Finding construction suppliers that know how to get the job done can be tough. Ask any project manager the same question and they’ll tell you the exact same thing.
You would think that technology has helped streamline this process, which it has in certain aspects, but it’s also made the choice of sourcing a decent supplier a lot more difficult.
Our aim in this post is to provide you with everything you need to find a supplier that you can rely on again and again, hopefully.
To do this, we’re going to look at the supplier selection process, a multi-stage method that many project managers use to decide on a quality supplier. Later, we’ll also look at some general supplier-based questions you need to be asking yourself before making a decision.
Let’s get going.
What is Supplier Selection?
Supplier selection helps project managers find construction suppliers that provide necessary goods and services. It’s a process that ensures suppliers are qualified, evaluating them on various aspects to determine the best fit for the project at hand.
“The main objective of the supplier selection process is to reduce purchase risk, maximize overall value to the purchaser, and develop closeness and long-term relationships between buyers and suppliers.” – Procedia Manufacturing Journal
The supplier selection process consists of multiple sections, each filtering through a range of suppliers before highlighting a clear-cut winner. Think of it as a sort of funnel, where each stage gets smaller and smaller as you decide who would work better and who wouldn’t.
The funnel looks a little something like this:
Evaluation & Selection
Identification: All Available Suppliers
During the first stage of the supplier selection process you need to identify as many relevant construction suppliers as possible. This might seem simple, but this can take time depending on the size and scale of the project.
Try to keep an open mind during this stage when sourcing potential suppliers. Sure, there are big name suppliers you should include, but there are always new options that could perform the task in the exact same way, if not cheaper.
There are various ways to find potential suppliers:
Peer recommendations: Ask those in similar circles who they've worked with prior and who they think would work.
Independent search: The internet is a bottomless pit for relevant information if you want to see which suppliers are out there.
Industry directories: Trade publications and associations that publish supplier directories are a great place to look also.
Procurement consultants: For specialty projects, it might be worth speaking with a RFP consultant who can find what you’re looking for.
Qualification: Select a Shortlist
Once you have a pool of construction suppliers to choose from, your next step will be to filter your list down.
The goal here is to be as clinical as possible, using your own project requirements, where they might be located in the world, and all kinds of additional factors as a sort of baseline. Ideally, you should want to end up with around 10 suppliers at the end of this stage in the supplier selection process.
Ask yourself the following questions when selecting a shortlist:
Are they established or a lot newer compared to other suppliers?

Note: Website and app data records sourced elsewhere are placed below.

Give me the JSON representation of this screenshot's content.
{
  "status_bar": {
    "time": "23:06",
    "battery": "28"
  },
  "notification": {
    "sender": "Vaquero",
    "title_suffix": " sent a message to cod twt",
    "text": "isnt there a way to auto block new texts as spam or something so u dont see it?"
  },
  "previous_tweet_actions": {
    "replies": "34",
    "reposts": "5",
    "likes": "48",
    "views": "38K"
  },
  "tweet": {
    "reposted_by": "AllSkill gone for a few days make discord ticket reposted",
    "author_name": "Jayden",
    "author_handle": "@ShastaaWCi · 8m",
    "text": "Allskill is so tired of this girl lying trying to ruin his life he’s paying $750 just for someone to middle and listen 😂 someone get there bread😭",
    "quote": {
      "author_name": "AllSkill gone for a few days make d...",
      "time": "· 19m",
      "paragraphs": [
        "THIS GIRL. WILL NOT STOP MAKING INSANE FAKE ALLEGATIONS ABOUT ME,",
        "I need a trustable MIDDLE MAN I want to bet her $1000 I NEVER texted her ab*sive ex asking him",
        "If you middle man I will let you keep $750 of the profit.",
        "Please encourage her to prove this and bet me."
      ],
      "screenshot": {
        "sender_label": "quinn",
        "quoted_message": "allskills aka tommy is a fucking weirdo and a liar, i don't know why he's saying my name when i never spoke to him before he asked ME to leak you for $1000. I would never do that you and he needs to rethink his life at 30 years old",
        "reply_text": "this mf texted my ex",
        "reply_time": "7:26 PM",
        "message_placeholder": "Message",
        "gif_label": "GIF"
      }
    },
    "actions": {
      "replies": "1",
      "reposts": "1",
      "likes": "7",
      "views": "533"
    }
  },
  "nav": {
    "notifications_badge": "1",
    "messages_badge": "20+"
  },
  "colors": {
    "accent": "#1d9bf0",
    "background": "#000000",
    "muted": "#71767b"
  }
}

Does this supplier operate in the same country, or at a much wider level?
What policies do they adhere to, and what kind of insurance options do they have?
Have they worked on similar sized projects in the past?
Do keep in mind that these are but a few of the questions you can ask yourself when identifying a supplier shortlist. Whatever you do, be sure to create supplier profiles and keep them on file.
You can never be too sure when this might come in handy in future.
Evaluation: Choosing Your Supplier
The final stage of this supplier selection process can be difficult. Here you need to decide who your winner is, and who you’ll be working with moving forwards.
Reaching out to each supplier to ask them questions and discuss the project is key here as there is only so much you can learn from the outside looking in. Try to be as precise as possible with your line of questioning.
The more specific the better, to help you trim your final few down even more.
This decision isn’t something you have to go through alone either. Project managers should speak with stakeholders, and anyone else they think might help, to determine a winner.
Try to remember that you’re evaluating potential suppliers on the following factors:
Value for Money
What questions you ask suppliers will give you a greater understanding of these factors and bring you closer to a winner.
Again, it’s important that you are as clinical as possible during this final stage, as choosing the wrong construction supplier at this stage could affect the entire project before it’s up and running.
General Construction Supplier Questions
Not every project manager will take advantage of the supplier selection process to find a supplier fit for the task at hand, and we get that.
Which is why we’ve put together a list of general questions you should be asking yourself when choosing a construction supplier. Finding the answers to all of these questions will help you find the right construction supplier, guaranteed.
Here are some of the questions to ask yourself when choosing a construction supplier:
Are they easy to get in touch with?
Do they have the right expertise?
Do they offer insurance assistance?
How do they treat employees?
What do their customers say?
How to Choose Construction Suppliers That Get The Job Done
It goes without saying that finding the right suppliers is a huge priority in the construction industry.
That being said, not all project managers will have the time and energy to go through this process, in which case we hope our list of general questions gives you a better idea of what to ask.
Either way, YardLink is here to help. We help streamline this process by connecting businesses to an established network of suppliers, giving the end user total reassurance as they go about their regular duties.
To find out more, simply get in touch. You can contact us via email or over the phone if you prefer the direct approach.